In practical terms: The layout of the show was....not the best. Half hidden in the basement/film theater of MoMA and half in a cluttered feeling gallery, it didn't make for the best viewing environment for the Quay's films. As someone who has worked in the (labor intensive, muscle aching) field of animation I would have loved to see each film next to the sets, see the split-second product that comes from all the hours of work. I also think the impact of their films would have been greater had the show had, simply, less stuff. At one point, upon watching an early paper cut out animation of trapeze artists dangling in the air, watching it on a small screen in a weird triangular viewing area, I couldn't even find the title through the cluttered walls of things and work. I know that the overwhelming catalogue of the Quay's is part of the reason they had this show, exposing their massive portfolio to a huge audience, but I also know that giving viewers space and time to reflect on the multitude of components involved in each piece is a respectful thing that I wish had been the case... The magnifying glasses positioned against the film sets in the show did point out the painstaking work that the Quays subject themselves to- true animating masochists- but giving the viewer time and physical space to think more about what makes these artists artists, to appreciate their craft, is a thing I think all art shows in major museums should take into consideration and have been letting slide in the mega-show mentality of late...more might draw in the crowds but less will lead to a more thoughtful, culturally enriched world, one frame at a time.

Once again I obeyed the "no photos" policy out of respect of the show....but I did yank all these pics from the internet Quay Brothers: On Deciphering the Pharmacist's Prescription for Lip-Reading Puppets. Film schedule: Here.
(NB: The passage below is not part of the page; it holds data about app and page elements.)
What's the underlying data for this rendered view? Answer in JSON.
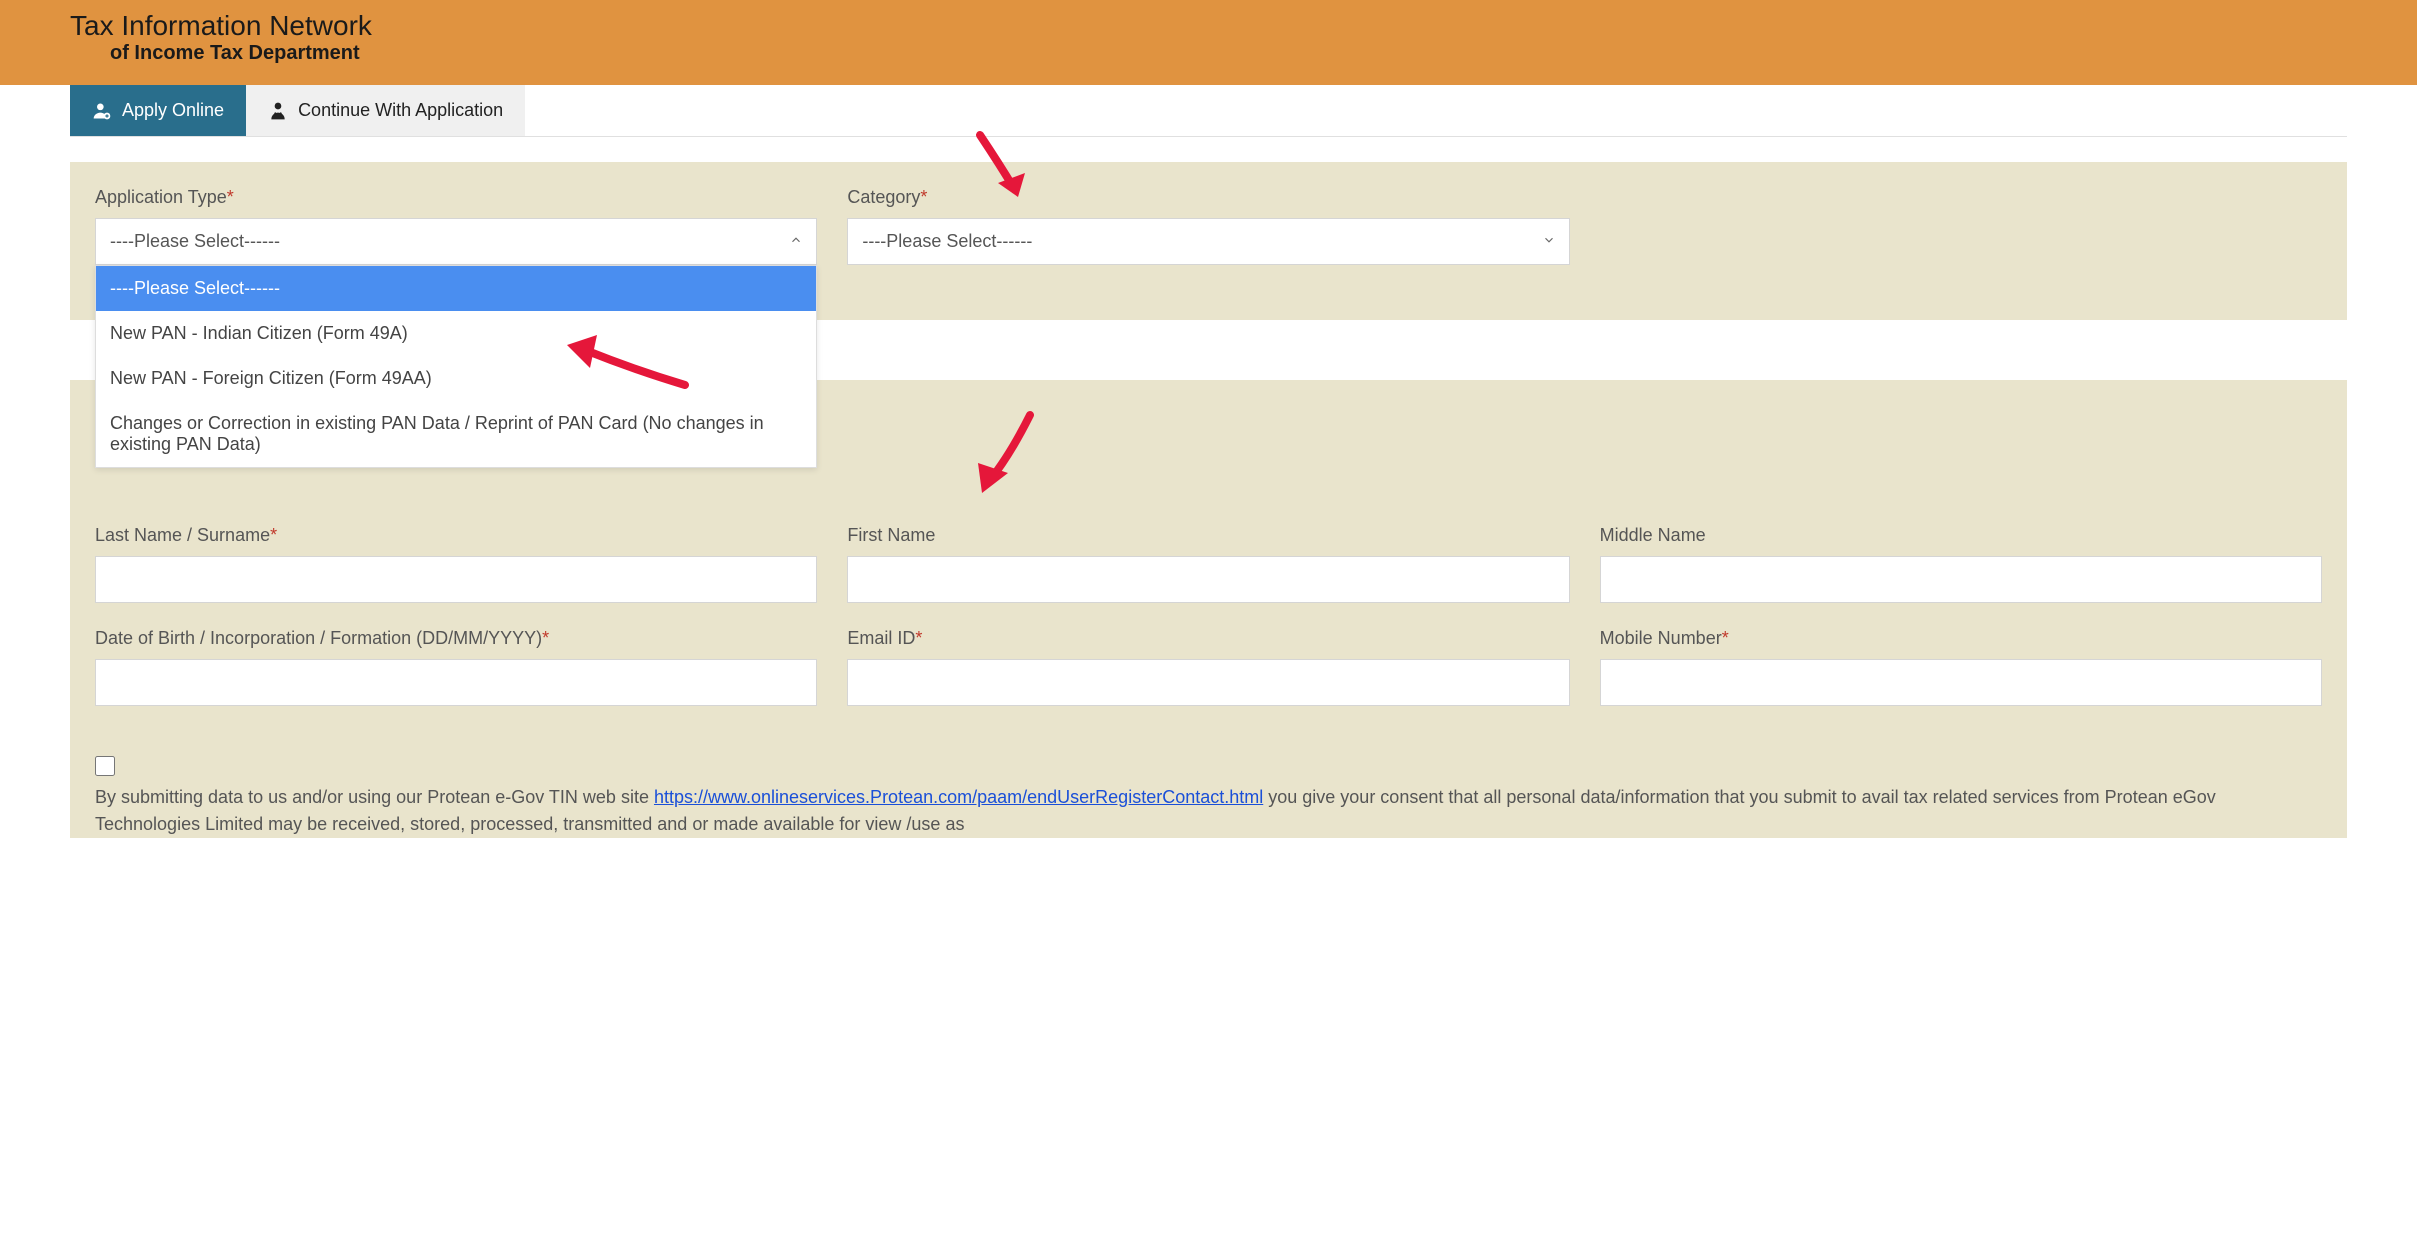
{
  "header": {
    "title": "Tax Information Network",
    "subtitle": "of Income Tax Department"
  },
  "tabs": {
    "apply_online": "Apply Online",
    "continue": "Continue With Application"
  },
  "form": {
    "application_type_label": "Application Type",
    "application_type_value": "----Please Select------",
    "application_type_options": {
      "opt0": "----Please Select------",
      "opt1": "New PAN - Indian Citizen (Form 49A)",
      "opt2": "New PAN - Foreign Citizen (Form 49AA)",
      "opt3": "Changes or Correction in existing PAN Data / Reprint of PAN Card (No changes in existing PAN Data)"
    },
    "category_label": "Category",
    "category_value": "----Please Select------",
    "last_name_label": "Last Name / Surname",
    "first_name_label": "First Name",
    "middle_name_label": "Middle Name",
    "dob_label": "Date of Birth / Incorporation / Formation (DD/MM/YYYY)",
    "email_label": "Email ID",
    "mobile_label": "Mobile Number"
  },
  "consent": {
    "prefix": "By submitting data to us and/or using our Protean e-Gov TIN web site ",
    "link": "https://www.onlineservices.Protean.com/paam/endUserRegisterContact.html",
    "suffix": " you give your consent that all personal data/information that you submit to avail tax related services from Protean eGov Technologies Limited may be received, stored, processed, transmitted and or made available for view /use as"
  }
}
Aug. 12th 2012-Jan.7th 2013. Museum of Modern Art. 11W 53rd St. btwn 5th & 6th/NY, NY/10019. Hours/Tickets: Here.



Donna K. is a recent transplant to the Midwest where she can be found exploring culture at large through film programming, writing and her general interest in the world- both on and offline.